Festival of St. Mary, Mother of Our Lord
Festival of St. Mary, Mother of Our Lord. Today we celebrate the Festival of St. Mary, Mother of Our Lord. She is mentioned repeatedly in the Gospels and the Book of Acts, with nearly a dozen specific incidents in her life being recorded: her betrothal to Joseph (Matthew 1:18); the annunciation by the angel Gabriel that she was to be the mother of the Messiah (Luke 26-38); her visitation to Elizabeth, the mother of John the Baptizer (Luke 1:39-45); the nativity of our Lord (Matthew 1:24-25; Luke 2:1-12); the visits of the shepherds (Luke 2:8-20) and Wise Men (Matthew 2:1-12); the presentation of the infant Jesus in the temple (Luke 2:22-38); the flight into Egypt (Matthew 2:13-15); the Passover visit to Jerusalem when Jesus was twelve (Luke 2:41-51); the wedding at Cana in Galilee (John 2:1-11); her presence at the crucifixion, when her Son commended her to the care of His disciple John (John 19:25-27); and her gathering with the apostles in the Upper Room after the ascension, waiting for the promised Holy Spirit (Acts 1:14). Thus she is specifically referred to as being present at most of the important events in her Son’s life. She is especially remembered and honored for her unconditional obedience to the will of God (“Let it be to me according to Your word” [Luke 1:38]); for her loyalty to her Son even when she did not understand Him (“Do whatever He tells you” [John 2:1-11]); and above all for the highest honor that heaven bestowed on her of being the mother of our Lord (“Blessed are you among women” [Luke 1:42]). According to tradition, Mary went with the apostle John to Ephesus, where she died. (Some traditions say she lived and died in Jerusalem and “a tomb of the Virgin” is in the Kidron Valley.) This feast celebrates her life in general and, specifically, her blessed death.

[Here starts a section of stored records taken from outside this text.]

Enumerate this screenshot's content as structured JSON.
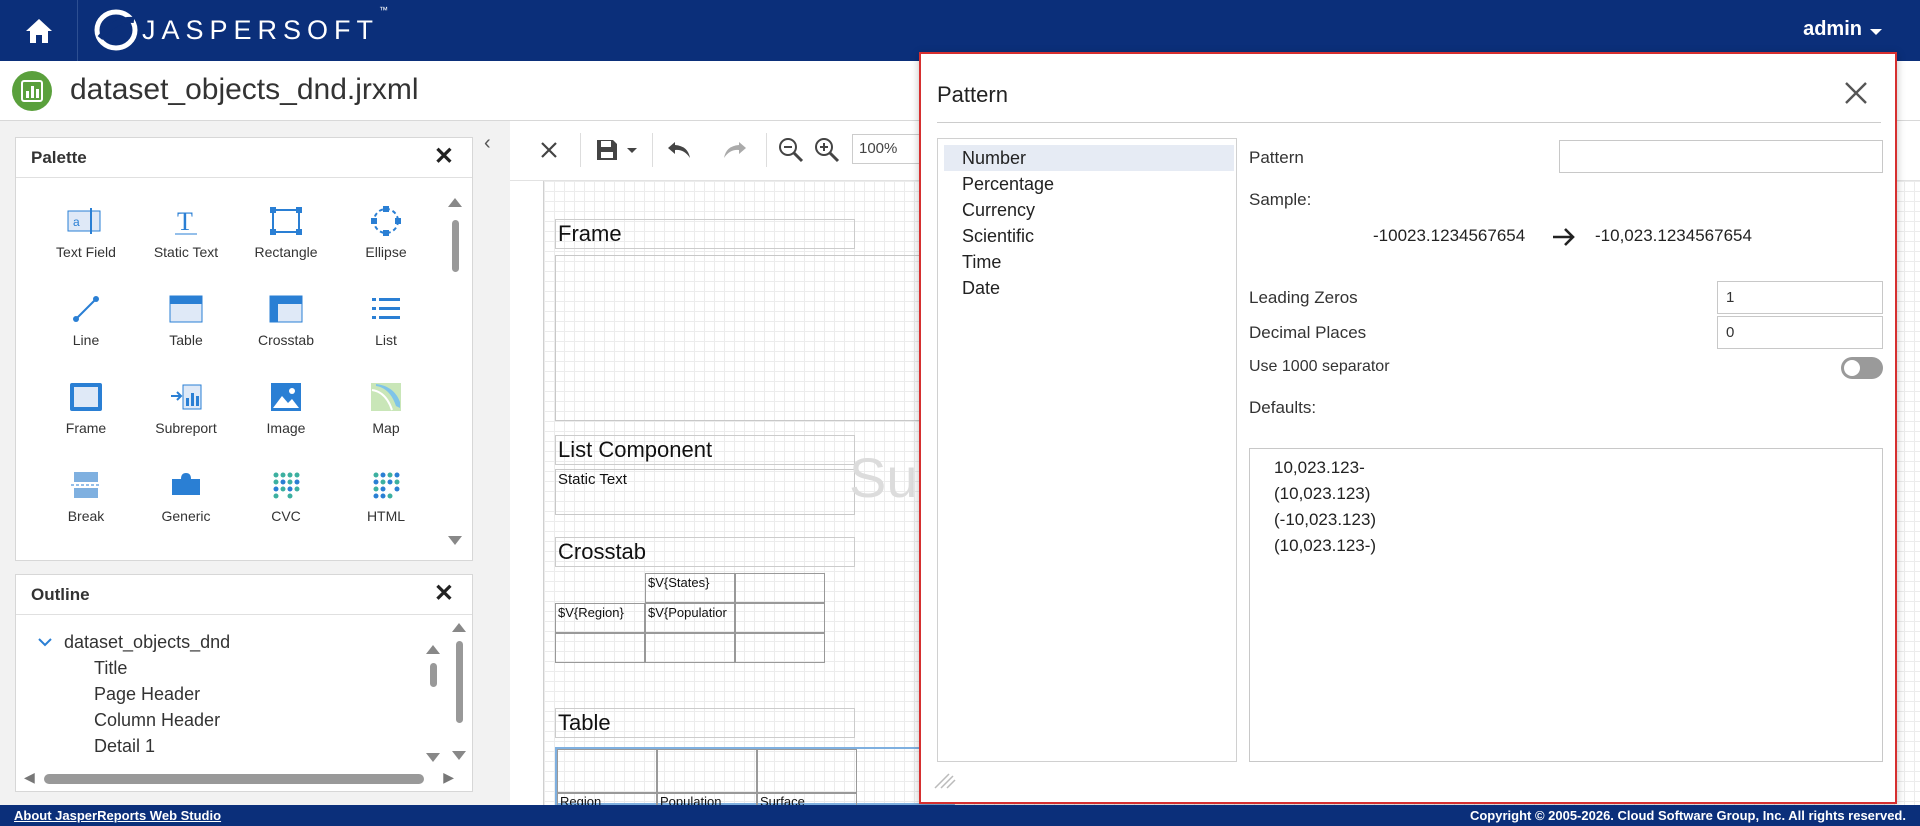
{
  "header": {
    "brand": "JASPERSOFT",
    "brand_tm": "™",
    "user": "admin"
  },
  "titlebar": {
    "title": "dataset_objects_dnd.jrxml"
  },
  "palette": {
    "title": "Palette",
    "items": [
      {
        "label": "Text Field",
        "icon": "text-field-icon"
      },
      {
        "label": "Static Text",
        "icon": "static-text-icon"
      },
      {
        "label": "Rectangle",
        "icon": "rectangle-icon"
      },
      {
        "label": "Ellipse",
        "icon": "ellipse-icon"
      },
      {
        "label": "Line",
        "icon": "line-icon"
      },
      {
        "label": "Table",
        "icon": "table-icon"
      },
      {
        "label": "Crosstab",
        "icon": "crosstab-icon"
      },
      {
        "label": "List",
        "icon": "list-icon"
      },
      {
        "label": "Frame",
        "icon": "frame-icon"
      },
      {
        "label": "Subreport",
        "icon": "subreport-icon"
      },
      {
        "label": "Image",
        "icon": "image-icon"
      },
      {
        "label": "Map",
        "icon": "map-icon"
      },
      {
        "label": "Break",
        "icon": "break-icon"
      },
      {
        "label": "Generic",
        "icon": "generic-icon"
      },
      {
        "label": "CVC",
        "icon": "cvc-icon"
      },
      {
        "label": "HTML",
        "icon": "html-icon"
      }
    ]
  },
  "outline": {
    "title": "Outline",
    "root": "dataset_objects_dnd",
    "children": [
      "Title",
      "Page Header",
      "Column Header",
      "Detail 1"
    ]
  },
  "toolbar": {
    "zoom": "100%"
  },
  "canvas": {
    "frame_label": "Frame",
    "list_label": "List Component",
    "list_static_text": "Static Text",
    "watermark": "Sur",
    "crosstab_label": "Crosstab",
    "crosstab_states": "$V{States}",
    "crosstab_region": "$V{Region}",
    "crosstab_population": "$V{Populatior",
    "table_label": "Table",
    "table_headers": [
      "Region",
      "Population",
      "Surface"
    ]
  },
  "dialog": {
    "title": "Pattern",
    "categories": [
      "Number",
      "Percentage",
      "Currency",
      "Scientific",
      "Time",
      "Date"
    ],
    "selected_category": "Number",
    "pattern_label": "Pattern",
    "pattern_value": "",
    "sample_label": "Sample:",
    "sample_input": "-10023.1234567654",
    "sample_output": "-10,023.1234567654",
    "leading_zeros_label": "Leading Zeros",
    "leading_zeros_value": "1",
    "decimal_places_label": "Decimal Places",
    "decimal_places_value": "0",
    "separator_label": "Use 1000 separator",
    "separator_on": false,
    "defaults_label": "Defaults:",
    "defaults": [
      "10,023.123-",
      "(10,023.123)",
      "(-10,023.123)",
      "(10,023.123-)"
    ]
  },
  "footer": {
    "about_link": "About JasperReports Web Studio",
    "copyright": "Copyright © 2005-2026. Cloud Software Group, Inc. All rights reserved."
  },
  "colors": {
    "topbar": "#0b2f7a",
    "dialog_border": "#d62f2f",
    "report_icon": "#5aa03c",
    "accent_blue": "#2a7fd4"
  }
}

In the person of the Virgin Mary, the Church has long seen an image of itself. This is probably the idea behind Revelation 12:1-6, where the woman can be understood as both the Virgin Mary and the Church. Not only is Mary seen as representing the Church because the Church bears Christ in the world, but also she is a model of what each Christian ought to be: prayerful, humble, joyfully submissive to the will and word of God, devoted to her Son and loyal to him even when she did not understand him.

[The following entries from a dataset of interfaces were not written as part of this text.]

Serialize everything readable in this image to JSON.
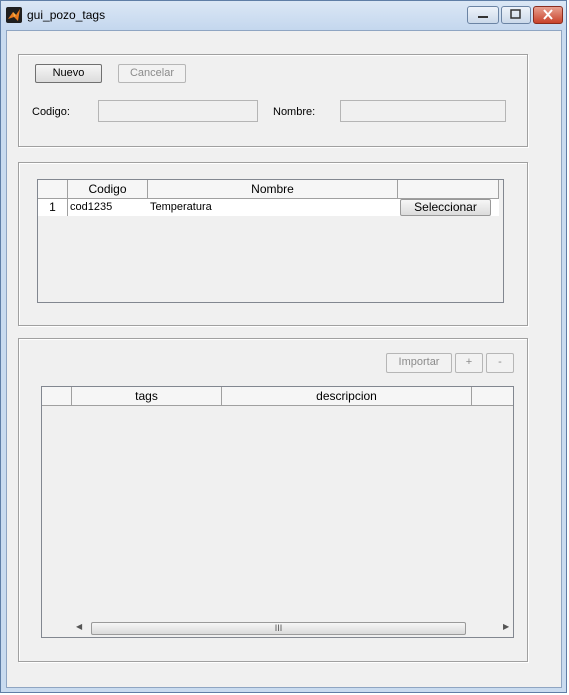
{
  "window": {
    "title": "gui_pozo_tags"
  },
  "panel1": {
    "nuevo_label": "Nuevo",
    "cancelar_label": "Cancelar",
    "codigo_label": "Codigo:",
    "nombre_label": "Nombre:",
    "codigo_value": "",
    "nombre_value": ""
  },
  "panel2": {
    "columns": [
      "Codigo",
      "Nombre",
      ""
    ],
    "rows": [
      {
        "index": "1",
        "codigo": "cod1235",
        "nombre": "Temperatura",
        "action": "Seleccionar"
      }
    ]
  },
  "panel3": {
    "importar_label": "Importar",
    "add_label": "+",
    "remove_label": "-",
    "columns": [
      "tags",
      "descripcion"
    ],
    "scroll_thumb": "III"
  }
}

The earliest feasts celebrating Mary’s death were observed in Palestine from the fifth century, possibly at Antioch in the fourth century. The date of August 15, ordered by the emperor Maurice (582-603), probably originated with the dedication of a church in her honor. By the sixth century, the observance of the date of August 15 was widespread in the East, and the feast day gradually became known as the Feast of the Dormition, the “Falling Asleep,” or passing from this life, of the Virgin. In the seventh century this feast day was observed in Rome, and from there it spread throughout the West. By the ninth century, the feast had been transformed from remembering the death of Mary to the Feast of the Assumption (referring to the legend of the reception of Mary’s body and soul into heaven in anticipation of the general resurrection of the bodies of all the dead on the Last Day.) This idea first appeared in late fourth century New Testament apocryphal writings and was made official Roman Catholic dogma in 1950.
In Roman Catholic and Eastern Orthodox circles, it is believed that Mary was “ever Virgin.” That is to say, she remained a virgin her entire earthly life. Most Protestants (but not all) consider this to be either an “open question” or that Mary and Joseph had a normal married life after the birth of Jesus. Most Protestants will probably be surprised to learn that the concept of the perpetual virginity of Mary reaches back to the second century. The Church was teaching (and still does teach) that Mary was a virgin when Jesus was born. This was one of the proofs that Jesus was the Son of the Father. The opponents of the Church laughed at that. Virgins don’t have babies. Clearly, they asserted, Mary either fooled around or was raped. Therefore Jesus wasn’t the Son of the Father, just an illegitimate child. The defenders of the Church countered that the attackers were wrong because Mary had remained a virgin her whole life. In other words, the teaching about the perpetual virginity of Mary wasn’t about her at all. It was about Jesus and who he is. I am one who considers this an “open question,” though most likely Mary and Joseph went on to have normal marital relations. Accept it or not, as you are persuaded. Just remember, no matter where you come down on this question, the central issue is always Jesus, the eternal Son of God.
Prayer: Almighty God, You chose the Virgin Mary to be the mother of Your only Son. Grant that we, who are redeemed by His blood, may share with her in the glory of Your eternal kingdom; through Jesus Christ, Your Son, our Lord, who lives and reigns with You and the Holy Spirit, one God, now and forever. Amen.
Other appropriate prayers include:
• For the poor and the forgotten
• For a deeper understanding of the mystery of the incarnation
• For the gift of glad obedience to the word of God
• For faithfulness to Christ
• For humility